Website and app data records:
=== Section Start ===

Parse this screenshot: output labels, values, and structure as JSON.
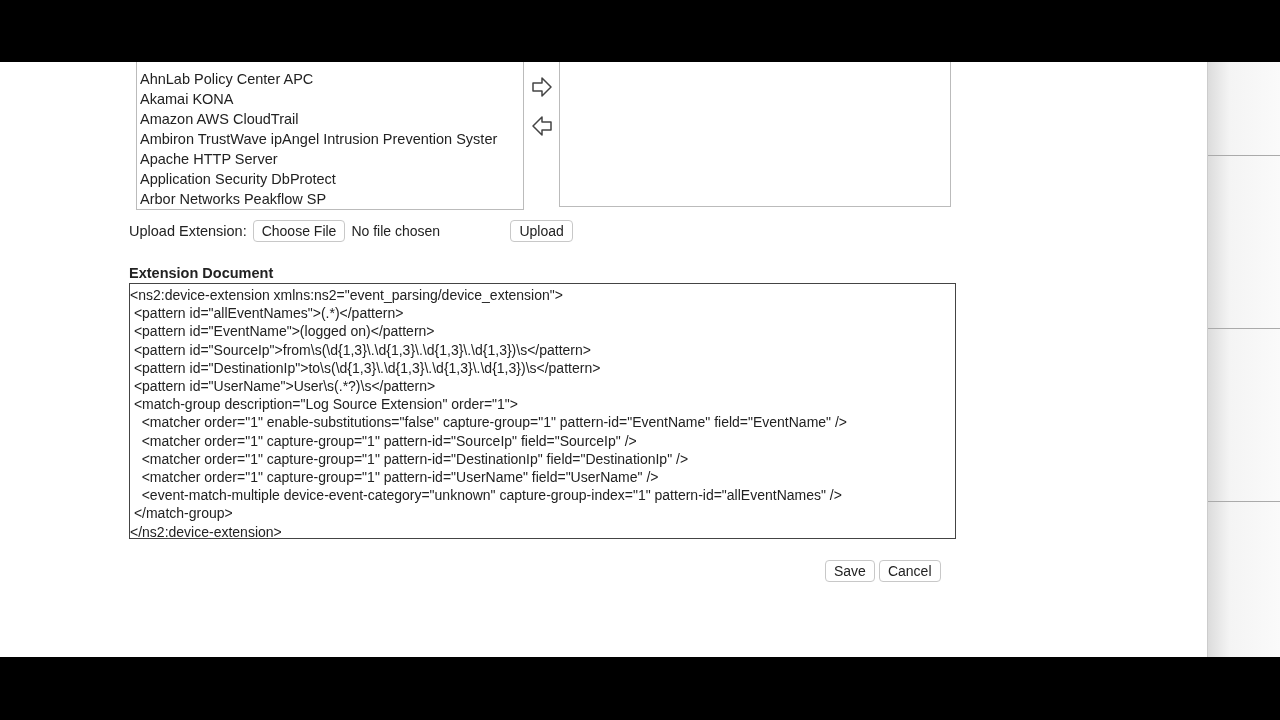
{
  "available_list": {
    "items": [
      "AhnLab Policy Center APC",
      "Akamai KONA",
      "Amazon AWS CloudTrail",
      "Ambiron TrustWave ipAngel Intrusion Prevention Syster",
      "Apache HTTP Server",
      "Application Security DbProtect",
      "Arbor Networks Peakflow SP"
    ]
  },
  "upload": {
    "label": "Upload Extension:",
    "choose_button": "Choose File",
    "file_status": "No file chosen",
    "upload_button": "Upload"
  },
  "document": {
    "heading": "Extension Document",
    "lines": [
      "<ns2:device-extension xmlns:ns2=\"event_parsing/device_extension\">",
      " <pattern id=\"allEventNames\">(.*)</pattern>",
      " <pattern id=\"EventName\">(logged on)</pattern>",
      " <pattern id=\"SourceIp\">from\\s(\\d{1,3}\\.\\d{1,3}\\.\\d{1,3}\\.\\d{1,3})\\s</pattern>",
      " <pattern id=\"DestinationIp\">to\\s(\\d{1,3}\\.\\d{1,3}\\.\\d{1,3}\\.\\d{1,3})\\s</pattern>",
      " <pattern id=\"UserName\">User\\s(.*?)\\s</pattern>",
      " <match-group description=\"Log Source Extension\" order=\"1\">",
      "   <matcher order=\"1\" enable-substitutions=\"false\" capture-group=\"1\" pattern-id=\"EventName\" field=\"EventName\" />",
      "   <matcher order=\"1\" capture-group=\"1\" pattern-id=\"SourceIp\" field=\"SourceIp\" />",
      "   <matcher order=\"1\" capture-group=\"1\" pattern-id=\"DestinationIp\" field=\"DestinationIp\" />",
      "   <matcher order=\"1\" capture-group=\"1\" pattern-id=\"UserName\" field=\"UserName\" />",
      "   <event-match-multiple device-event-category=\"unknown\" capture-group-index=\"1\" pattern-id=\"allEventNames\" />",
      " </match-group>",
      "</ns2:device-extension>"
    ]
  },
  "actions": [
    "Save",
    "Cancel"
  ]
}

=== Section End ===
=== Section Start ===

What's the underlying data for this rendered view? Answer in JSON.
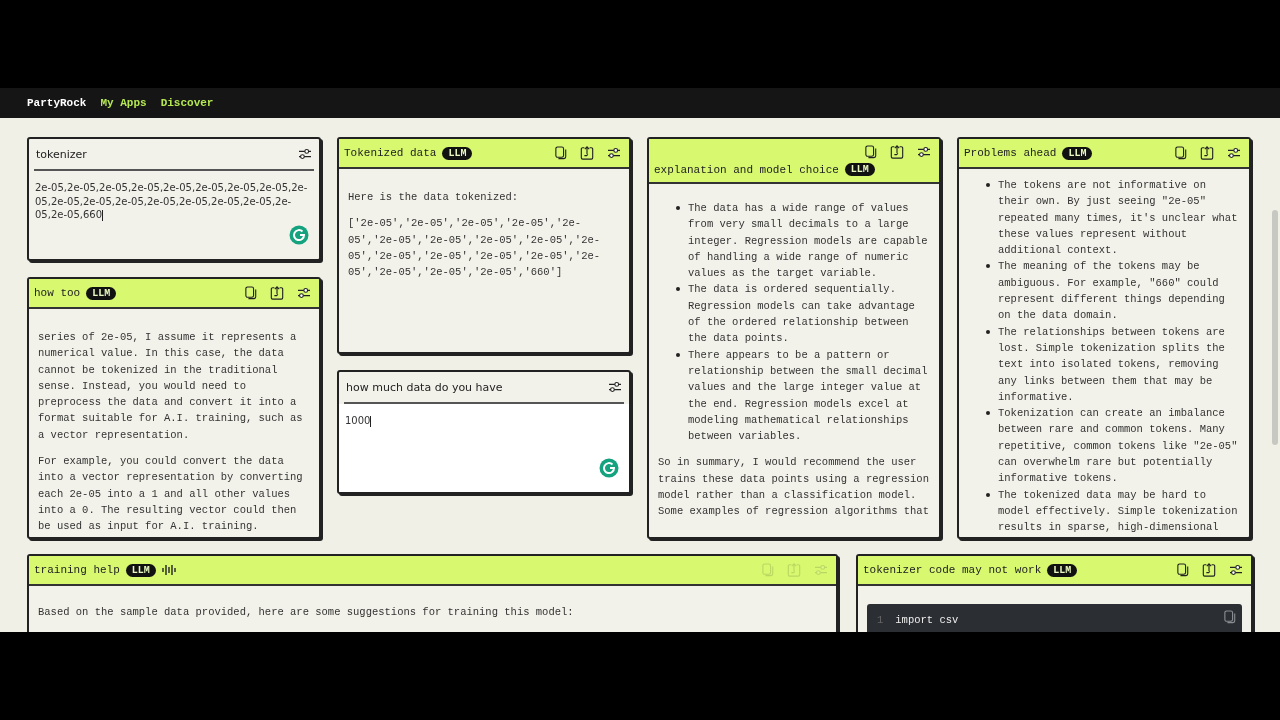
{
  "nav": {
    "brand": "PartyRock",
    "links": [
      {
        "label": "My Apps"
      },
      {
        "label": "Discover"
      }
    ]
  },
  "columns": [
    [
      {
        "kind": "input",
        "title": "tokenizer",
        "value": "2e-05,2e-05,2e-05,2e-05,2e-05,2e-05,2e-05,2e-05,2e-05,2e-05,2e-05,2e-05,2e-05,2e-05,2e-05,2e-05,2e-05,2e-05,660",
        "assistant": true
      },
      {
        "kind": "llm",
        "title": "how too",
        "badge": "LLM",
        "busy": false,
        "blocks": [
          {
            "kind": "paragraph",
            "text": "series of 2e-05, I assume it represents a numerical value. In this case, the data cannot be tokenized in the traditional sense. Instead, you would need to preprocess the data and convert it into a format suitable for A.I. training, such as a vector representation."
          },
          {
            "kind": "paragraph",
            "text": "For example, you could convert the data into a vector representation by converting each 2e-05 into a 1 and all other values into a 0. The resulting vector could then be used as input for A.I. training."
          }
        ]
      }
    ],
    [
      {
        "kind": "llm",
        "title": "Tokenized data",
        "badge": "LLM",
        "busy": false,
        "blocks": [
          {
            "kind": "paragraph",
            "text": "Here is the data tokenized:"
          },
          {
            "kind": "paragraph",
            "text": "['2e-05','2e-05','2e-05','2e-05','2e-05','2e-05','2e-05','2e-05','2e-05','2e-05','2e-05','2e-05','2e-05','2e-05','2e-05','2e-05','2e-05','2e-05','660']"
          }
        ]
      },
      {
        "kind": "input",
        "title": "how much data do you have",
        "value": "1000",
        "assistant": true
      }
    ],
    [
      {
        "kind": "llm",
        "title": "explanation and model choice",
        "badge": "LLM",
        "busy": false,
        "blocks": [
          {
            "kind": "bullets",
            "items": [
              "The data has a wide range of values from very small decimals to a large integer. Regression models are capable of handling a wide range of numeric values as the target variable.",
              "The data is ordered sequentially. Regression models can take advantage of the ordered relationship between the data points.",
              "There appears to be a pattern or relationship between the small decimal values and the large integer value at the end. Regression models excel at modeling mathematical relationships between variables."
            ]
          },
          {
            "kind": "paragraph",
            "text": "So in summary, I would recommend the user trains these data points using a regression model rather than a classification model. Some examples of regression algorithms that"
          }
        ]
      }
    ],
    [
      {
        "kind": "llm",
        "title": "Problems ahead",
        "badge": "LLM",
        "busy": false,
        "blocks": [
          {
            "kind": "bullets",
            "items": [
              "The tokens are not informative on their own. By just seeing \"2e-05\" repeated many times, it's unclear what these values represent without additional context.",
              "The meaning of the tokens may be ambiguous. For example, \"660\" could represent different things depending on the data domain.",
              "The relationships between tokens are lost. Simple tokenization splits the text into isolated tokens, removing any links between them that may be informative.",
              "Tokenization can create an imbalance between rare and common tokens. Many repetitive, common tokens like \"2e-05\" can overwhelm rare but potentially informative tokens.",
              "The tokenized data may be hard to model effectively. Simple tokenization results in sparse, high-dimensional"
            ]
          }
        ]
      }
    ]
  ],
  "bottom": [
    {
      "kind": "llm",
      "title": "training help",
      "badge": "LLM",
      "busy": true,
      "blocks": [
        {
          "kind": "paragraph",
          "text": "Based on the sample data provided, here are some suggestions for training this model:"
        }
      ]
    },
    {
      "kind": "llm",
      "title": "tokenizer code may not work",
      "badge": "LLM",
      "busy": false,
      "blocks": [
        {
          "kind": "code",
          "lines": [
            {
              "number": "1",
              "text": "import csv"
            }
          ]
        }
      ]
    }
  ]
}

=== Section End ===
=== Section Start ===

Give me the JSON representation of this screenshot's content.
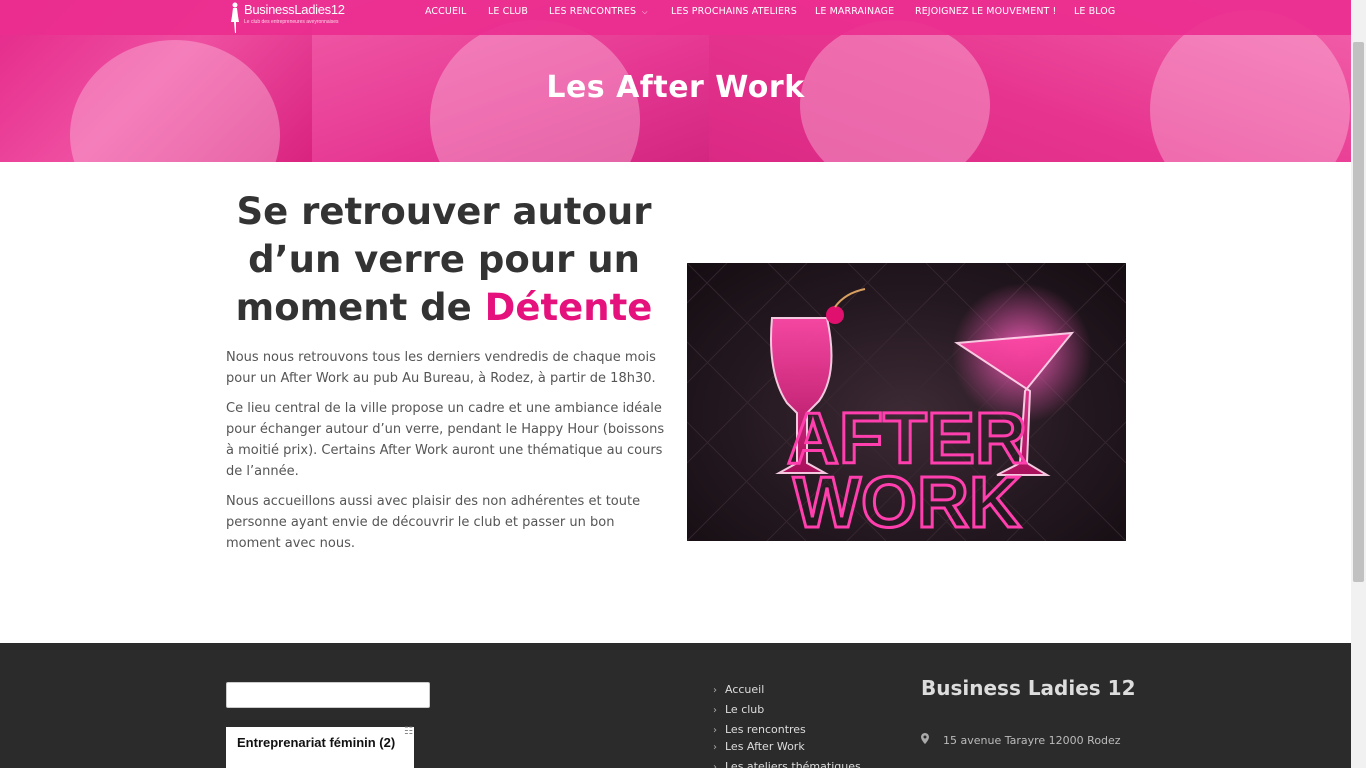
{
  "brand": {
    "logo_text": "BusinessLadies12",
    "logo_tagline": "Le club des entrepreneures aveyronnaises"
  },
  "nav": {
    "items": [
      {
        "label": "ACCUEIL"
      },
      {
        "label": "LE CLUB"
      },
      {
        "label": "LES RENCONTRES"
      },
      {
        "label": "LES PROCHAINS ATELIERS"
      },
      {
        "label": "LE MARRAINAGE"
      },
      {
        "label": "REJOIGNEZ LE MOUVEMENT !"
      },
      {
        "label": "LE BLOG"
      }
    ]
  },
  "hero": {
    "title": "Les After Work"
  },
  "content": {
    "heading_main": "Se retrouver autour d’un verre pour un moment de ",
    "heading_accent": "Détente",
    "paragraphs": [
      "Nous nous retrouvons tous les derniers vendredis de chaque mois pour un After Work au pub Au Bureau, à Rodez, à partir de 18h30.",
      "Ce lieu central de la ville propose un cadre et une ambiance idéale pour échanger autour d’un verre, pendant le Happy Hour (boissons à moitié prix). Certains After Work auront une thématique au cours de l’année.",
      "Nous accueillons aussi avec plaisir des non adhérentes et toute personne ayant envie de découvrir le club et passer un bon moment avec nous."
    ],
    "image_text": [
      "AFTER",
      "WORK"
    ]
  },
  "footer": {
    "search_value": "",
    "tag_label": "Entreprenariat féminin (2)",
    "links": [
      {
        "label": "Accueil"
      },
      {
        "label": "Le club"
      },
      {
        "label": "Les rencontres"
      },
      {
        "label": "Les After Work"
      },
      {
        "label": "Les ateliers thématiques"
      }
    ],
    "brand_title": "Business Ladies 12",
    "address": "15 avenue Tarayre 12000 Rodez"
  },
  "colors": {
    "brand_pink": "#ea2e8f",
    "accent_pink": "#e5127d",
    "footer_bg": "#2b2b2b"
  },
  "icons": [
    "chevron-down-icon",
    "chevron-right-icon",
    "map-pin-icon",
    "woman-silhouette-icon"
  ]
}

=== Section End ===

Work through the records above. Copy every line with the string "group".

RESPONSE TO THE EXERCISE:
      " <match-group description=\"Log Source Extension\" order=\"1\">",
      "   <matcher order=\"1\" enable-substitutions=\"false\" capture-group=\"1\" pattern-id=\"EventName\" field=\"EventName\" />",
      "   <matcher order=\"1\" capture-group=\"1\" pattern-id=\"SourceIp\" field=\"SourceIp\" />",
      "   <matcher order=\"1\" capture-group=\"1\" pattern-id=\"DestinationIp\" field=\"DestinationIp\" />",
      "   <matcher order=\"1\" capture-group=\"1\" pattern-id=\"UserName\" field=\"UserName\" />",
      "   <event-match-multiple device-event-category=\"unknown\" capture-group-index=\"1\" pattern-id=\"allEventNames\" />",
      " </match-group>",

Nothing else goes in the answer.